DATASET CONTENT>
:::::

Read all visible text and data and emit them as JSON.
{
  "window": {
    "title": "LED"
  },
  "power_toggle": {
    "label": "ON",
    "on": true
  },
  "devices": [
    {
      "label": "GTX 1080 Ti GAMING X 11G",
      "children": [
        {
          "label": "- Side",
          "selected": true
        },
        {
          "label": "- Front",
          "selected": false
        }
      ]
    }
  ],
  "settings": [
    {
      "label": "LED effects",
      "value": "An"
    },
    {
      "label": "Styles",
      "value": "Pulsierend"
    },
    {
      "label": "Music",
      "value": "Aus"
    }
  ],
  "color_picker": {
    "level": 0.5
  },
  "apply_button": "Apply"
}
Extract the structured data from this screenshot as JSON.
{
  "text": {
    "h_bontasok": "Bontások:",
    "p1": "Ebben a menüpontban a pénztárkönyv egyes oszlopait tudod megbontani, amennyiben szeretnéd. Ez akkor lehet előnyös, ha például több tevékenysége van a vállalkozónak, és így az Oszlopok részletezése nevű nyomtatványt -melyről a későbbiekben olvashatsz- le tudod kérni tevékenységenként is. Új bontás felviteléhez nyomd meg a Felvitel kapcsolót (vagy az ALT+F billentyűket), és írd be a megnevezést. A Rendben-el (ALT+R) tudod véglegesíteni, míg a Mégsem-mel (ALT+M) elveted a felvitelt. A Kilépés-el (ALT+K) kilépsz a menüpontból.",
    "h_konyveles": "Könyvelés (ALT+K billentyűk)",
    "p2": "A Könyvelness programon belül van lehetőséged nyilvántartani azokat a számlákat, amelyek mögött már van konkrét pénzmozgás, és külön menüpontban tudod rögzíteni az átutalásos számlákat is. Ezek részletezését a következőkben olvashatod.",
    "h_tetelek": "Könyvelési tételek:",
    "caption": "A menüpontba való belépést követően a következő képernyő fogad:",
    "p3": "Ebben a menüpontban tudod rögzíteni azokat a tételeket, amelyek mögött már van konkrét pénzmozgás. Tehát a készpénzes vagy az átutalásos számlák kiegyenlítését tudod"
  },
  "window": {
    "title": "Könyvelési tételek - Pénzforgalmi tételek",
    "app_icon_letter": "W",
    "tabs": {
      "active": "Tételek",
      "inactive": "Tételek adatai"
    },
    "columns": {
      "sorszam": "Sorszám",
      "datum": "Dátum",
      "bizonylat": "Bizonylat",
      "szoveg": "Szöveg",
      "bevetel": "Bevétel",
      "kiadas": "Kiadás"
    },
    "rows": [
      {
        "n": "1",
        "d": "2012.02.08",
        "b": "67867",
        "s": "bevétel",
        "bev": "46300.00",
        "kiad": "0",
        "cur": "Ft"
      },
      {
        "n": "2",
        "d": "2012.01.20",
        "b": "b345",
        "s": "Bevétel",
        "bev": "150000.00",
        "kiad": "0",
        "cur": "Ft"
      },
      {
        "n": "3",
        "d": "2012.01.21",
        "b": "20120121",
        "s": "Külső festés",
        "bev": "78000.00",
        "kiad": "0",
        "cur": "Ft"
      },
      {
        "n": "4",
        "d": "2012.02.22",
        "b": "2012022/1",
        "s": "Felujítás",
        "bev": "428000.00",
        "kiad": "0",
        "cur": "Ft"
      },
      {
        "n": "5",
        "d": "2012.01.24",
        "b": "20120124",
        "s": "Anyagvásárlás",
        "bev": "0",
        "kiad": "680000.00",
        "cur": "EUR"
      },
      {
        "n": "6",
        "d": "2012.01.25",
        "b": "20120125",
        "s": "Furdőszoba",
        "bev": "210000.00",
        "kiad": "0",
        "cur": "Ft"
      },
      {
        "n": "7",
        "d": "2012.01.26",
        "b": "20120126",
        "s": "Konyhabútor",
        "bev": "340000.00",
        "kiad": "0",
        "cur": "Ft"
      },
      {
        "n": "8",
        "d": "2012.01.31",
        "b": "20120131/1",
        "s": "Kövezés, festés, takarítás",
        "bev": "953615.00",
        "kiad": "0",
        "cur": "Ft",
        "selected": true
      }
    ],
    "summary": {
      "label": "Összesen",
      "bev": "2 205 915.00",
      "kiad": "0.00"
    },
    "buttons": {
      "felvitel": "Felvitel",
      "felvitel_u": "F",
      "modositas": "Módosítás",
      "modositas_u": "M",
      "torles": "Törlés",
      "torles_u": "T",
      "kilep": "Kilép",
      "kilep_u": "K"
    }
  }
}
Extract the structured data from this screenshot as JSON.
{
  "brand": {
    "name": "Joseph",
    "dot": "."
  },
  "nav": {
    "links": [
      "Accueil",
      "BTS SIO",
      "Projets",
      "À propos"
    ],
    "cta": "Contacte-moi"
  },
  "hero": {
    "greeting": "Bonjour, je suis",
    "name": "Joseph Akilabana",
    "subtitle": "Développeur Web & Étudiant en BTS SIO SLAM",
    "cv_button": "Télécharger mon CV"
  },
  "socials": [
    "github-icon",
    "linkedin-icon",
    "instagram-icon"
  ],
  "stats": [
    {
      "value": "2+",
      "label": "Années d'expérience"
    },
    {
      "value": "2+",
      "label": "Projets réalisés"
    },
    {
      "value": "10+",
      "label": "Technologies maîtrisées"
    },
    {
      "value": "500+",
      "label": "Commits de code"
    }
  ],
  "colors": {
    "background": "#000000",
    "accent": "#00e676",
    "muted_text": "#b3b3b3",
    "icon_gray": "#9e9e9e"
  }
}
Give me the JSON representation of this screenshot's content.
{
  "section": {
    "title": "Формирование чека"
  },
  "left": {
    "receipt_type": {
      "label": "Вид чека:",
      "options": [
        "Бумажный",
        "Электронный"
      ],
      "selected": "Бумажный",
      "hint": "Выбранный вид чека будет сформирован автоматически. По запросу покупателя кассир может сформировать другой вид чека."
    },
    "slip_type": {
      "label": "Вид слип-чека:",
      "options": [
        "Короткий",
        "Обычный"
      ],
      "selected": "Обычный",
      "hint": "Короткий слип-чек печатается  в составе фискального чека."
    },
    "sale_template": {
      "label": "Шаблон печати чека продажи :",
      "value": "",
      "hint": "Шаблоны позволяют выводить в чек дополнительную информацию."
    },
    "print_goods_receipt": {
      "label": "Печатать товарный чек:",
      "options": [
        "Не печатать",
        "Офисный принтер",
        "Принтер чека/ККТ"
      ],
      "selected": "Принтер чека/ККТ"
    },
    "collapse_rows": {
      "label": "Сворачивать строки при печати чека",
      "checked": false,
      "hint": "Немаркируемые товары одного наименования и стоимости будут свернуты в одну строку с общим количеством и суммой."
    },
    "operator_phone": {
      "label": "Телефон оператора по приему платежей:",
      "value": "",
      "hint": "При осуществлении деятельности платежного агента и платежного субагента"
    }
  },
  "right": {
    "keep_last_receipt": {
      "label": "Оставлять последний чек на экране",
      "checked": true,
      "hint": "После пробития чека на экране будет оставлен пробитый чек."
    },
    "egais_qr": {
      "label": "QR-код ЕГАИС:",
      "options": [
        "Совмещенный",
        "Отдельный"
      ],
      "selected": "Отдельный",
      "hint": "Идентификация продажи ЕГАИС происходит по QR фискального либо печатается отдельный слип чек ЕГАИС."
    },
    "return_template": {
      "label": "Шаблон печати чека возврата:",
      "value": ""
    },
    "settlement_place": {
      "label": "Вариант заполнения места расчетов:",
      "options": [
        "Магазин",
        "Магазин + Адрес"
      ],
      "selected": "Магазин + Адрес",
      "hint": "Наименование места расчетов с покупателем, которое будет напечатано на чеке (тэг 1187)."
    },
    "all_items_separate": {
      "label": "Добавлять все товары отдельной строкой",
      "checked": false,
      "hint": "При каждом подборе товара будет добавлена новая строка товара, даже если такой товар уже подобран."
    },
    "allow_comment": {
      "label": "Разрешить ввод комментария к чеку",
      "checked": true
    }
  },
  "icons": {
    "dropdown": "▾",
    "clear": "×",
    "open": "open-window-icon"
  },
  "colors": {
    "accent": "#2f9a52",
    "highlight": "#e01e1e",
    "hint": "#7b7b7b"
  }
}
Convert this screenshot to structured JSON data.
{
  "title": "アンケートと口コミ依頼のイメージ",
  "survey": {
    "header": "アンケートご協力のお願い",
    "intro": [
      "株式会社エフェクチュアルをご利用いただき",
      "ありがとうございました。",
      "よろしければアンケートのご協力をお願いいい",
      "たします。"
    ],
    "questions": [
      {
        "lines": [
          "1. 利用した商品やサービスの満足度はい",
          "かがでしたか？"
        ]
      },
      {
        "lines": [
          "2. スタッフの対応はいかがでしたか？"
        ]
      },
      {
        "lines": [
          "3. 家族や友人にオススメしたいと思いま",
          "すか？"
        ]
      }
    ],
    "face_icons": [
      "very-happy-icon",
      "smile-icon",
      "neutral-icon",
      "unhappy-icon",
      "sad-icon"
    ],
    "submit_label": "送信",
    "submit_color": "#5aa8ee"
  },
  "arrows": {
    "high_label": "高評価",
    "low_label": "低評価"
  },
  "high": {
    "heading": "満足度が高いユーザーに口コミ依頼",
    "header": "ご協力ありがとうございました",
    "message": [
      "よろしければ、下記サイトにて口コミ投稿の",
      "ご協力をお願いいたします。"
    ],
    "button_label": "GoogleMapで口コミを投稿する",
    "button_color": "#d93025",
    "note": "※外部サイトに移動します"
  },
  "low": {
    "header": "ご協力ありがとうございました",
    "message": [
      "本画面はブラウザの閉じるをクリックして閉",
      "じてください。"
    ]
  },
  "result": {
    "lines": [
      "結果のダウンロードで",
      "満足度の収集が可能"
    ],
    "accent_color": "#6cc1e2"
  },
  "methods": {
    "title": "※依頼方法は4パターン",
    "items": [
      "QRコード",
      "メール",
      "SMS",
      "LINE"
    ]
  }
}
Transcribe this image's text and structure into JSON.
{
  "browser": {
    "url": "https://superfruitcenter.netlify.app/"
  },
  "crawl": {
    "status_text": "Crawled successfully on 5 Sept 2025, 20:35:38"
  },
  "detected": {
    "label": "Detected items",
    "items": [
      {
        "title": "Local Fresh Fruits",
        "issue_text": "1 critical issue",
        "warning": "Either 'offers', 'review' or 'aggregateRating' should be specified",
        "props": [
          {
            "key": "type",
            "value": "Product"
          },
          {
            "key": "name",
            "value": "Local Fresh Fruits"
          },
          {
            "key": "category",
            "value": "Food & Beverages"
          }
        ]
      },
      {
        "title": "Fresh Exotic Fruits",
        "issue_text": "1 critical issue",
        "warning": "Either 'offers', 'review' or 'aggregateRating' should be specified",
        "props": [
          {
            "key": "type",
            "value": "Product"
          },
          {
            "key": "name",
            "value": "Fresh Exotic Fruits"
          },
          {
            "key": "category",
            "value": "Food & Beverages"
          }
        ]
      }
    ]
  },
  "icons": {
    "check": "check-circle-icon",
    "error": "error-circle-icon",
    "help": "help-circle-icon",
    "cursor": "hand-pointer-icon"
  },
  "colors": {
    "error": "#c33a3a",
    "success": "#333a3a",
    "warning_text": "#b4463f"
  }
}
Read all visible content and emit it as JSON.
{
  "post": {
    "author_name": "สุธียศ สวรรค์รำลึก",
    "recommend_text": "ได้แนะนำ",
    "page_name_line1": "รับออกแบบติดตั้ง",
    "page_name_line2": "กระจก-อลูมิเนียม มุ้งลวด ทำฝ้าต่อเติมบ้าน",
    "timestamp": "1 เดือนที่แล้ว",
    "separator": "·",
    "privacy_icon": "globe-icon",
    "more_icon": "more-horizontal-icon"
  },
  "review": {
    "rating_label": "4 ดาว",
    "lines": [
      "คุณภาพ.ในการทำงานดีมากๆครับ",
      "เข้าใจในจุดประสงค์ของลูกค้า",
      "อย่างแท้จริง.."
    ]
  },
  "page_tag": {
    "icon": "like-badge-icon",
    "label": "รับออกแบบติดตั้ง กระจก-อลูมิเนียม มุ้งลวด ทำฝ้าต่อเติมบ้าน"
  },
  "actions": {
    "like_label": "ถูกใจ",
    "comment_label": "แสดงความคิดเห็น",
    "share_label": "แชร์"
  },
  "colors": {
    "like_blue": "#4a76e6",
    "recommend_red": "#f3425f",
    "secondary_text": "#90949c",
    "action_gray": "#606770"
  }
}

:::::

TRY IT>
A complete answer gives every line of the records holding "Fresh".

TASK SOLUTION>
        "title": "Local Fresh Fruits",
            "value": "Local Fresh Fruits"
        "title": "Fresh Exotic Fruits",
            "value": "Fresh Exotic Fruits"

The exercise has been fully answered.